From reading your posts, it seems like you have an abiding interest in film, writing, and animation. If you are low on funds, I would vote that you and your friends start scripting and making short Flash movies. Very cheap, quality, and definitely the kind of thing that can hone your skills and still get noticed. Submit to fests, get feedback, and start figuring out your 'workflow.' Maybe you prefer the writing, maybe it's the shot selection, etc. At your age, you have time.

In my own experience, I came very close to making a film in my early twenties. would have spent all my money. i thought i was ready. i'm quite confident now that the film would have been weak and that my money would be long gone and sitting in a VHS tape on my shelf. now i'm thirty, and i think i'm ready. so my thought is that (youthful) enthusiasm can sometimes override caution and common sense... but time is the one thing you do have... so take some and practice the craft before jumping into a feature.

Best,
ae
  • 0

#13 Josh Bass

Josh Bass
  • Basic Members
  • PipPipPipPip
  • 552 posts
  • Other

Posted 11 October 2005 - 12:06 AM

Oh yeah. . .

Make a short first. Make several. Use whatever techniques you want in the feature (film, CG, etc.), on a short form scale.

I don't why everybody thinks they're ready to just jump into feature-length projects. It's an insane amount of work. Baby steps. Baby steps.
  • 0

#14 timHealy

timHealy
  • Basic Members
  • PipPipPipPip
  • 1252 posts
  • Other
  • New York

Posted 11 October 2005 - 09:06 AM

Shooting an anamorphic feature in 35mm with low cost equipment (Konvas 2m, lomo lenses) and a decent lighting package - aimed for a film festival. Script calls for CG characters, greenscreen work, cranes and dollies and those dreaded night shots in forests.
Problems:
1. No $$$
2. Little experience
3. No production team


I think you answered your own question.
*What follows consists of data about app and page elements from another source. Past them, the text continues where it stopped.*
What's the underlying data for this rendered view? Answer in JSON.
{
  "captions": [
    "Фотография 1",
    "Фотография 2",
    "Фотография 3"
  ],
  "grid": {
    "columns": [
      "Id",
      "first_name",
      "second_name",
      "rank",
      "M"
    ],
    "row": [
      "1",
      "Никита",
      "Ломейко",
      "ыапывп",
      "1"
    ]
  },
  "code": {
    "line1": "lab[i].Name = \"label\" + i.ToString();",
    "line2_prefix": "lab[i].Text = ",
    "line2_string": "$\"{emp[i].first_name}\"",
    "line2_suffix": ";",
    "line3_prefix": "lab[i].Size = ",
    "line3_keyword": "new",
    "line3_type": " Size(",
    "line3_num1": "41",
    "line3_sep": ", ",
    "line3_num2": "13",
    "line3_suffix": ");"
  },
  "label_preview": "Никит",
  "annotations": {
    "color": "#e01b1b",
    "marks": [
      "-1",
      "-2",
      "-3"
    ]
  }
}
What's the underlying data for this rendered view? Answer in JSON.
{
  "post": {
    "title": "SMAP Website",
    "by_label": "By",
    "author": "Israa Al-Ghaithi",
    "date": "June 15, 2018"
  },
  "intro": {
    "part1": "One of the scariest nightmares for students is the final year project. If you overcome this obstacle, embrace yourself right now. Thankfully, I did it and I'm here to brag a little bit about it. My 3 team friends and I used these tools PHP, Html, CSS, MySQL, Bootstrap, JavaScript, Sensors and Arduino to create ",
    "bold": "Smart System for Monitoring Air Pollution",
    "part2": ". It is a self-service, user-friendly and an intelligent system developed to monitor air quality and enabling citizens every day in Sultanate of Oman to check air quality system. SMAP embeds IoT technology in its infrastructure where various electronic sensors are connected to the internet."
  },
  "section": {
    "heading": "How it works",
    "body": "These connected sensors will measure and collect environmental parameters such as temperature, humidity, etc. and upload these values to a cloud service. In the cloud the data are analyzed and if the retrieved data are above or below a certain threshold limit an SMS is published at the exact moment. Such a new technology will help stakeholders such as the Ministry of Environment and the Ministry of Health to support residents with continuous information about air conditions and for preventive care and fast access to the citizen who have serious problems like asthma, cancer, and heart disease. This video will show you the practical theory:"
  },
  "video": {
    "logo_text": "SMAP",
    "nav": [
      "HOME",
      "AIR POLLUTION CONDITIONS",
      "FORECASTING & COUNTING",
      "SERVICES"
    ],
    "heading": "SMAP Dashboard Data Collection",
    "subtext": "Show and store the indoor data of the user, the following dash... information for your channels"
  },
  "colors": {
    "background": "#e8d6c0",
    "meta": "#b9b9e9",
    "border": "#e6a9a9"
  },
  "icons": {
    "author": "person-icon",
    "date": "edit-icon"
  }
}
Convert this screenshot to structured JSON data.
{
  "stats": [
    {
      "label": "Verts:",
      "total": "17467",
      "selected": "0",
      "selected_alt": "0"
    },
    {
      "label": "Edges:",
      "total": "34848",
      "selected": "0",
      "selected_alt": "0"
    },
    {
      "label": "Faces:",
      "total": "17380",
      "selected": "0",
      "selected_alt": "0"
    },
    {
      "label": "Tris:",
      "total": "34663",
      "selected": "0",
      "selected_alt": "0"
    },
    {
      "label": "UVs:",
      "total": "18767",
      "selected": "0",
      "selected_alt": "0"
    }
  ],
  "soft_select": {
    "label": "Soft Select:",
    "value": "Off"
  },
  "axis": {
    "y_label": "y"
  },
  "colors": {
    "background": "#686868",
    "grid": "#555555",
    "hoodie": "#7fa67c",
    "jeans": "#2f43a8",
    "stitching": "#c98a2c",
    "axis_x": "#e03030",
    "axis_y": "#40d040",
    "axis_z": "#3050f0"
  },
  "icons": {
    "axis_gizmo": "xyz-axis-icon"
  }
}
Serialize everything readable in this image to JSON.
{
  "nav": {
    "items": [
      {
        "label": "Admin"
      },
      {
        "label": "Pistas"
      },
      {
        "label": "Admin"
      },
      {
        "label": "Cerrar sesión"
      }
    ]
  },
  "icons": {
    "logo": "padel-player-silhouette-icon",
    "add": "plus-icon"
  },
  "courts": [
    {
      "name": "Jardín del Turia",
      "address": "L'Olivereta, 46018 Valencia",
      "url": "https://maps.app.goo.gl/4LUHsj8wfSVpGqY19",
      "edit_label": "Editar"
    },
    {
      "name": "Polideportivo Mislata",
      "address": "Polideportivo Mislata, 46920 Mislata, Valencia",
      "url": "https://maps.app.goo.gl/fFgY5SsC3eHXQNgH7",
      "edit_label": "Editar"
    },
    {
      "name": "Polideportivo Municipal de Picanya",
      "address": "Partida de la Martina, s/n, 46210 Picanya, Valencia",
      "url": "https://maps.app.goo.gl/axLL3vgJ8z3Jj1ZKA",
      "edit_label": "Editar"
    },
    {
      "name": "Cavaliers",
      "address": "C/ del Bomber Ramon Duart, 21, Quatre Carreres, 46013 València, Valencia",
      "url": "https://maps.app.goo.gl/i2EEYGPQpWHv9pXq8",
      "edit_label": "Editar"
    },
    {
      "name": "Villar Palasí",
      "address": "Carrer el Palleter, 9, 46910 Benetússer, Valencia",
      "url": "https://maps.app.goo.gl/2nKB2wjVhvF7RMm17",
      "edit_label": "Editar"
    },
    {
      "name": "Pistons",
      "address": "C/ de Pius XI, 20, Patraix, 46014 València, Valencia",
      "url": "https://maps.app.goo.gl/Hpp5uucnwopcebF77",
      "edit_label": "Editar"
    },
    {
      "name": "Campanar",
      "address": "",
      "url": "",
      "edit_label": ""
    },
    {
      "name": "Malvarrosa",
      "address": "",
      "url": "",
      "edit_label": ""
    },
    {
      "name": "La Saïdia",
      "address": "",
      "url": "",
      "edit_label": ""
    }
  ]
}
There comes a time when a filmmaker must learn when not to do a project. It seems as though you do not have the resources (money crew experience) to do this very ambitous project at this time.

I have been working in film for 15 years I would have to call in every favor and everyone I know to get something like you discribed done. And even with that, it would still be a challange and expensive.

It may be better to aim a little lower at this point and make a great 16mm or DV film and get your feet wet.

But that is for you to decide.

Best

Tim
  • 0


Media Blackout - Custom Cables and AKS

Abel Cine

Willys Widgets

Ritter Battery

Technodolly

Wooden Camera

FJS International, LLC

Visual Products

Metropolis Post

Opal

rebotnix Technologies

Aerial Filmworks

The Slider

Broadcast Solutions Inc

Tai Audio

Rig Wheels Passport

CineTape

CineLab

Gamma Ray Digital Inc

Paralinx LLC

Glidecam

Willys Widgets

Metropolis Post

Paralinx LLC

Opal

Rig Wheels Passport

Glidecam

Gamma Ray Digital Inc

FJS International, LLC

Tai Audio

rebotnix Technologies

Abel Cine

Technodolly

Visual Products

Media Blackout - Custom Cables and AKS

Broadcast Solutions Inc

CineTape

Aerial Filmworks

The Slider

Wooden Camera

CineLab

Ritter Battery